[PROMPT]
Would you please return all of the entries below exactly as shown?

[INPUT]
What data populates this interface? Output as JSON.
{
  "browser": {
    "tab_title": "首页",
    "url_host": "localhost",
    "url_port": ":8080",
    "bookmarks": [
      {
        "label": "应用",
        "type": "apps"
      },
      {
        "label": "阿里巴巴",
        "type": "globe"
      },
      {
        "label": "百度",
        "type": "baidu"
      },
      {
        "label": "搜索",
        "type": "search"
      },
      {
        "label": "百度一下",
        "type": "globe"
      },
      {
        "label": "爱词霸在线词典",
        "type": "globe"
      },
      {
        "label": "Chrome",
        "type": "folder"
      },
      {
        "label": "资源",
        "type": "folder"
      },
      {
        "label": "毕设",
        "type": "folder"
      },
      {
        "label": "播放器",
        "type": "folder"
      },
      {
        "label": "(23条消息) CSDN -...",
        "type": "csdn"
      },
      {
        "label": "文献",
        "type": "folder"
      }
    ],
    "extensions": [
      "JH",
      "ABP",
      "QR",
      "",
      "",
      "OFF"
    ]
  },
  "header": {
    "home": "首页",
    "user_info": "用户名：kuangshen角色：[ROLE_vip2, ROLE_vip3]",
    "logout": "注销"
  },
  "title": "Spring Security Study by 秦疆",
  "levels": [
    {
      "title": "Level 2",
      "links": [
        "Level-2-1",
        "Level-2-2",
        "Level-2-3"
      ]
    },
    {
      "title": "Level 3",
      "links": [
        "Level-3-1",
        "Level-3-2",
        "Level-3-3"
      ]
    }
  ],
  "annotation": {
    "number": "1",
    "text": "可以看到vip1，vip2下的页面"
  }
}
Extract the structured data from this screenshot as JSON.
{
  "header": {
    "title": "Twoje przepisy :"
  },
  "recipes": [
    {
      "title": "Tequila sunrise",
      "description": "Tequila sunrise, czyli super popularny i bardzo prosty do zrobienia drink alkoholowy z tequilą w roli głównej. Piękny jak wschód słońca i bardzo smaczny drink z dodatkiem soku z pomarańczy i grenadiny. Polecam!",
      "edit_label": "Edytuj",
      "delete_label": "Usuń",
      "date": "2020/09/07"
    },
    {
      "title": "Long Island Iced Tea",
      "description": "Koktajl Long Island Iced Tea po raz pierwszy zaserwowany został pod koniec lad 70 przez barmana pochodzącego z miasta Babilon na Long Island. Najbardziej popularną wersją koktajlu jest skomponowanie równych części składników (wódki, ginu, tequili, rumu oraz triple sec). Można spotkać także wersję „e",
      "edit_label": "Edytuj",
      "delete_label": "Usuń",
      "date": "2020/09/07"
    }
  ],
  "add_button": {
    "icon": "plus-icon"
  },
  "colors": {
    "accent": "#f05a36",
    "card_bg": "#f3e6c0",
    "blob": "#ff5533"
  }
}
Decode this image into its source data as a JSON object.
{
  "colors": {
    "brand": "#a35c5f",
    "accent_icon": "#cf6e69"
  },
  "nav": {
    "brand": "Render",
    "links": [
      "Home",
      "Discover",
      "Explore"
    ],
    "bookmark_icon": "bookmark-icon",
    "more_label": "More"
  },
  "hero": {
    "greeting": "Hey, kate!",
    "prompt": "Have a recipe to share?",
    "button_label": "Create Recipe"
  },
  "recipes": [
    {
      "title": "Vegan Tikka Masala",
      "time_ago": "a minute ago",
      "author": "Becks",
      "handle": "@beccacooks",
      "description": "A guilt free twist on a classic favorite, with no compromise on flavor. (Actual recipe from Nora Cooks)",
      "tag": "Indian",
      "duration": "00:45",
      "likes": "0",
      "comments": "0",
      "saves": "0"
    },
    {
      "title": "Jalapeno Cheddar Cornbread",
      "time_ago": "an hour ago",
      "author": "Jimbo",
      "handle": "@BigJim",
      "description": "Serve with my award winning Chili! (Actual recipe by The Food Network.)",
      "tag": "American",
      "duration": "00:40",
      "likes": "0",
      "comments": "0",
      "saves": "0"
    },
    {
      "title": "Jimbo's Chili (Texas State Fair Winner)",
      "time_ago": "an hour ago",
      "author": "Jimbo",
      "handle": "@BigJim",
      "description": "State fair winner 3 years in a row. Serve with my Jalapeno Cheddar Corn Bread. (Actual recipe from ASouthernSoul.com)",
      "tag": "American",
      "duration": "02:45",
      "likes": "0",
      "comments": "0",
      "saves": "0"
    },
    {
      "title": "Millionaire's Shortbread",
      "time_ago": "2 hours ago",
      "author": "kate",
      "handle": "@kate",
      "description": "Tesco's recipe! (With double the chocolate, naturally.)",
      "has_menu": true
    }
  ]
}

[REPLY TO THE TASK]
What data populates this interface? Output as JSON.
{
  "browser": {
    "tab_title": "首页",
    "url_host": "localhost",
    "url_port": ":8080",
    "bookmarks": [
      {
        "label": "应用",
        "type": "apps"
      },
      {
        "label": "阿里巴巴",
        "type": "globe"
      },
      {
        "label": "百度",
        "type": "baidu"
      },
      {
        "label": "搜索",
        "type": "search"
      },
      {
        "label": "百度一下",
        "type": "globe"
      },
      {
        "label": "爱词霸在线词典",
        "type": "globe"
      },
      {
        "label": "Chrome",
        "type": "folder"
      },
      {
        "label": "资源",
        "type": "folder"
      },
      {
        "label": "毕设",
        "type": "folder"
      },
      {
        "label": "播放器",
        "type": "folder"
      },
      {
        "label": "(23条消息) CSDN -...",
        "type": "csdn"
      },
      {
        "label": "文献",
        "type": "folder"
      }
    ],
    "extensions": [
      "JH",
      "ABP",
      "QR",
      "",
      "",
      "OFF"
    ]
  },
  "header": {
    "home": "首页",
    "user_info": "用户名：kuangshen角色：[ROLE_vip2, ROLE_vip3]",
    "logout": "注销"
  },
  "title": "Spring Security Study by 秦疆",
  "levels": [
    {
      "title": "Level 2",
      "links": [
        "Level-2-1",
        "Level-2-2",
        "Level-2-3"
      ]
    },
    {
      "title": "Level 3",
      "links": [
        "Level-3-1",
        "Level-3-2",
        "Level-3-3"
      ]
    }
  ],
  "annotation": {
    "number": "1",
    "text": "可以看到vip1，vip2下的页面"
  }
}
Extract the structured data from this screenshot as JSON.
{
  "header": {
    "title": "Twoje przepisy :"
  },
  "recipes": [
    {
      "title": "Tequila sunrise",
      "description": "Tequila sunrise, czyli super popularny i bardzo prosty do zrobienia drink alkoholowy z tequilą w roli głównej. Piękny jak wschód słońca i bardzo smaczny drink z dodatkiem soku z pomarańczy i grenadiny. Polecam!",
      "edit_label": "Edytuj",
      "delete_label": "Usuń",
      "date": "2020/09/07"
    },
    {
      "title": "Long Island Iced Tea",
      "description": "Koktajl Long Island Iced Tea po raz pierwszy zaserwowany został pod koniec lad 70 przez barmana pochodzącego z miasta Babilon na Long Island. Najbardziej popularną wersją koktajlu jest skomponowanie równych części składników (wódki, ginu, tequili, rumu oraz triple sec). Można spotkać także wersję „e",
      "edit_label": "Edytuj",
      "delete_label": "Usuń",
      "date": "2020/09/07"
    }
  ],
  "add_button": {
    "icon": "plus-icon"
  },
  "colors": {
    "accent": "#f05a36",
    "card_bg": "#f3e6c0",
    "blob": "#ff5533"
  }
}
Decode this image into its source data as a JSON object.
{
  "colors": {
    "brand": "#a35c5f",
    "accent_icon": "#cf6e69"
  },
  "nav": {
    "brand": "Render",
    "links": [
      "Home",
      "Discover",
      "Explore"
    ],
    "bookmark_icon": "bookmark-icon",
    "more_label": "More"
  },
  "hero": {
    "greeting": "Hey, kate!",
    "prompt": "Have a recipe to share?",
    "button_label": "Create Recipe"
  },
  "recipes": [
    {
      "title": "Vegan Tikka Masala",
      "time_ago": "a minute ago",
      "author": "Becks",
      "handle": "@beccacooks",
      "description": "A guilt free twist on a classic favorite, with no compromise on flavor. (Actual recipe from Nora Cooks)",
      "tag": "Indian",
      "duration": "00:45",
      "likes": "0",
      "comments": "0",
      "saves": "0"
    },
    {
      "title": "Jalapeno Cheddar Cornbread",
      "time_ago": "an hour ago",
      "author": "Jimbo",
      "handle": "@BigJim",
      "description": "Serve with my award winning Chili! (Actual recipe by The Food Network.)",
      "tag": "American",
      "duration": "00:40",
      "likes": "0",
      "comments": "0",
      "saves": "0"
    },
    {
      "title": "Jimbo's Chili (Texas State Fair Winner)",
      "time_ago": "an hour ago",
      "author": "Jimbo",
      "handle": "@BigJim",
      "description": "State fair winner 3 years in a row. Serve with my Jalapeno Cheddar Corn Bread. (Actual recipe from ASouthernSoul.com)",
      "tag": "American",
      "duration": "02:45",
      "likes": "0",
      "comments": "0",
      "saves": "0"
    },
    {
      "title": "Millionaire's Shortbread",
      "time_ago": "2 hours ago",
      "author": "kate",
      "handle": "@kate",
      "description": "Tesco's recipe! (With double the chocolate, naturally.)",
      "has_menu": true
    }
  ]
}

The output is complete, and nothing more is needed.